Well, after a week of careful observation, I am happy to report that she is doing wonderfully. Even I have been amazed at the seemingly painless transition (knock on wood, throw salt over my shoulder, and jump three times on my right foot).
As I am with all my animals and the decisions concerning their care, I
The lady who originally rescued Kai, Dolly and Toni mentioned to me last November that Kai had the characteristics of an excellent livestock guardian. I didn't really understand what those characteristics were at the time, but I certainly do now.
A few months after the three llama ladies' arrival here, Kai began to differentiate herself from the other two llamas. She was consistently more standoffish and independent than the other two, frequently distancing herself, even from her llama family, to "do her own thing". She was extremely alert to what was going on around the property, frequently running off to investigate a new noise or visitor:
And then there were the goats.
From the first time Kai met Pete and Reggie through a green farm gate, she loved to be close to them:
It delighted me the first time I watched her protectively follow them around the pasture:
To this day, if the goats stop for long enough, she'll just stand there and sniff them, inhaling deeply (they do smell really good):
What I never anticipated was how much her interest in the goats could help me, too. The 7-strand New Zealand electric fence that protects our property, and separates our three pastures, is meant for large animals. It provides zero protection or security for the smaller animals (goats) that can (and do) slip under and through it on a whim. With Pete and Reggie, this happens at the drop of a hat if they want to follow me or something else suddenly catches their attention. This means that, since I've had them, if the goats were to be in the pasture, I needed to be right there with them. Tethering is not a safe option and the expense of changing the fencing was too great. Enter Kai the llama.
With her in the pasture with them, they stay put.

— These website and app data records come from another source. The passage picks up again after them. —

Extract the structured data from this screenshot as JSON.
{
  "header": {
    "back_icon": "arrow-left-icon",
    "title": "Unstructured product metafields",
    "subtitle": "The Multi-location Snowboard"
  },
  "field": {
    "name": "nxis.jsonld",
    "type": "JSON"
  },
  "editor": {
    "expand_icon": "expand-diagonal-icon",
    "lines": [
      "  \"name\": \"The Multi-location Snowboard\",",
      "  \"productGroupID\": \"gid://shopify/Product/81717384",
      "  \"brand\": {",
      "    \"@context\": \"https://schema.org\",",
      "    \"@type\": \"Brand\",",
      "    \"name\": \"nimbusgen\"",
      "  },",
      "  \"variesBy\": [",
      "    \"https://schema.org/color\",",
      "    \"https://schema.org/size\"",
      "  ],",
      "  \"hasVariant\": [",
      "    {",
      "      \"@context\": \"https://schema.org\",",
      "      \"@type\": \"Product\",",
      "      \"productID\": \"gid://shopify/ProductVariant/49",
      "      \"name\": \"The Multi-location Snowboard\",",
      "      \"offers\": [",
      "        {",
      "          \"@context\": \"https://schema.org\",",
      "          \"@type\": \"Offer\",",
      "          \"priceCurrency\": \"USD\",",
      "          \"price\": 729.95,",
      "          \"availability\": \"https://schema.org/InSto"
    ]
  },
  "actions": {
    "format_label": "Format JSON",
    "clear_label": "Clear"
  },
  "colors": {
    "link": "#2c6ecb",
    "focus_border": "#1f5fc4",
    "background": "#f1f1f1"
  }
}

The best part is, I think they're pretty taken with her, too:
Today, Kai knows that when I walk down the hill with Pete and Reggie and open the gate to the middle pasture, this is her cue to come and protect "her" goats:
And this she does with seemingly little effort:
Pete and Reggie take it all in stride:
I'd like to believe that she is a happier llama because she knows she has an important job to do:
It's funny, but even with a post this long, I still feel like I've still only partially answered the question of how Kai is doing. There's a bit more to be said.
Tomorrow, I'll tell you how things are going between Kai and the donkey boys, Chester and Beau. And with me, too.